Thursday, December 17, 2009

William “Bill” Woollen

JoanMarie’s stepfather, my stepfather-in-law, passed away early this week. We’re in Mount Shasta right now, along with JoanMarie’s youngest sister, staying with their mother. The other two sisters were in town a couple of days ago.

Bill was born in 1922. He served in the U.S. Combat Infantry 103rd Division in World War II and was a prisoner of war survivor. He worked as a drafter and a church pastor, which is where he met DonnaJo, the church organist (JoanMarie’s mom). I always loved that the church pastor married the organist!

I will always remember Bill as a great storyteller and, over the past several days, have enjoyed recalling many of my conversations with him.

God bless, Bill.

(For your consideration this holiday season, here’s a link to Bill’s favorite charity: ChildFund International)

Other notable events from 1922:
  • The Nineteenth Amendment to the U.S. Constitution passed, giving women the right to vote.
  • King Tutankhamen’s tomb was discovered.
  • Reader’s Digest debuted.
  • A man in Minnesota became the first person to ski on water.
  • Judy Garland was born.
  • Nosferatu the Vampire was released.
  • The first Newbery Award was given to The Story of Mankind. Honor books: The Great Quest, Cedric the Forester, The Old Tobacco Shop: A True Account of What Befell a Little Boy in Search of Adventure, The Golden Fleece and The Heroes Who Lived Before Achilles, The Windy Hill

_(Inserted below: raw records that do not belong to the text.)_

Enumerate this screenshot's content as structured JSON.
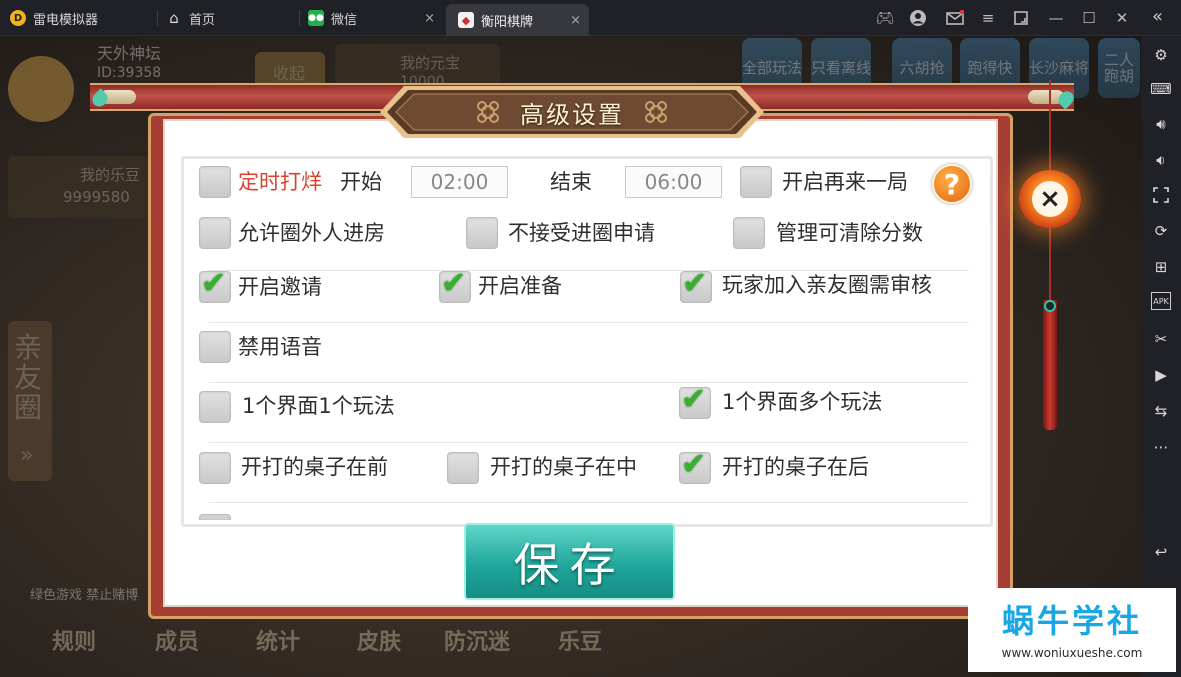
{
  "emulator": {
    "brand_label": "雷电模拟器",
    "tabs": [
      {
        "label": "首页",
        "icon": "home-icon"
      },
      {
        "label": "微信",
        "icon": "wechat-icon"
      },
      {
        "label": "衡阳棋牌",
        "icon": "app-icon",
        "active": true
      }
    ],
    "close_tab_symbol": "×",
    "window_controls": [
      "gamepad-icon",
      "user-icon",
      "mail-icon",
      "menu-icon",
      "resize-icon",
      "minimize-icon",
      "maximize-icon",
      "close-icon"
    ],
    "sidebar_icons": [
      "settings-icon",
      "keyboard-icon",
      "volume-up-icon",
      "volume-down-icon",
      "screenshot-icon",
      "rotate-icon",
      "add-app-icon",
      "apk-icon",
      "scissors-icon",
      "video-icon",
      "sync-icon",
      "more-icon",
      "back-icon"
    ],
    "sidebar_apk_text": "APK"
  },
  "background": {
    "club_name": "天外神坛",
    "club_id": "ID:39358",
    "collapse_label": "收起",
    "my_yuanbao": "我的元宝",
    "yuanbao_value": "10000",
    "my_ledou": "我的乐豆",
    "ledou_value": "9999580",
    "side_tab": "亲友圈",
    "side_tab_arrow": "»",
    "filter_tabs": [
      "全部玩法",
      "只看离线",
      "六胡抢",
      "跑得快",
      "长沙麻将",
      "二人跑胡"
    ],
    "notice": "绿色游戏 禁止赌博",
    "bottom_nav": [
      "规则",
      "成员",
      "统计",
      "皮肤",
      "防沉迷",
      "乐豆"
    ]
  },
  "dialog": {
    "title": "高级设置",
    "help_symbol": "?",
    "close_symbol": "×",
    "save_label": "保存",
    "rows": {
      "timed": {
        "label": "定时打烊",
        "start_label": "开始",
        "start_time": "02:00",
        "end_label": "结束",
        "end_time": "06:00",
        "checked": false
      },
      "replay": {
        "label": "开启再来一局",
        "checked": false
      },
      "outside_join": {
        "label": "允许圈外人进房",
        "checked": false
      },
      "no_apply": {
        "label": "不接受进圈申请",
        "checked": false
      },
      "admin_clear": {
        "label": "管理可清除分数",
        "checked": false
      },
      "invite": {
        "label": "开启邀请",
        "checked": true
      },
      "ready": {
        "label": "开启准备",
        "checked": true
      },
      "review": {
        "label": "玩家加入亲友圈需审核",
        "checked": true
      },
      "mute": {
        "label": "禁用语音",
        "checked": false
      },
      "single_mode": {
        "label": "1个界面1个玩法",
        "checked": false
      },
      "multi_mode": {
        "label": "1个界面多个玩法",
        "checked": true
      },
      "table_front": {
        "label": "开打的桌子在前",
        "checked": false
      },
      "table_middle": {
        "label": "开打的桌子在中",
        "checked": false
      },
      "table_back": {
        "label": "开打的桌子在后",
        "checked": true
      }
    },
    "tick_symbol": "✔"
  },
  "watermark": {
    "title": "蜗牛学社",
    "url": "www.woniuxueshe.com"
  },
  "colors": {
    "accent_red": "#d6442f",
    "check_green": "#35b12c",
    "save_teal": "#21a79c",
    "frame_red": "#a63e36",
    "watermark_blue": "#18a7e4"
  }
}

Jennie Englund said...

Sorry to hear of your sadness--no good, this time of year.

Sending thoughts of comfort down
I-5 from Ashland.

Jay Asher said...

Thank you, Jennie.

We were just talking about Ashland at lunch today. I never realized how close it was to here. Maybe we'll time our next visit to coincide with the Shakespeare Festival.

Donna Gambale said...

Sorry to hear about your family's loss. He seemed like a great man -- thank you for sharing those details of his life with us.

Nytiah said...

I'm sorry to hear about your loss. You and your family both have my condolences.

You've recently become one of my favorite authors; and it saddens me to hear this news from your blog. I'm happy to see that I can still find a small light of joy coming from somewhere in there.
It may sound weird, but I can feel it. :)

I actually plan on sending you a e-mail, soon.

I hope you and your family remain well.

Jay Asher said...

Thank you, Donna. It's been fascinating to discover new "life details" while going through and organizing his stuff. Just today, we found the Western Union telegram that was delivered to his parents informing them that he was taken prisoner in World War II. It was an amazing document to hold and imagine what it must've been like to get something like that.

That's very sweet, Nytiah. Thank you. And it doesn't sound weird at all! I think it's important to find those lights of joy in everything. So I'm glad that came through!

Wild About Words said...

Sorry to read of your loss. Sounds like quite a man and quite a life. With sympathy, Donna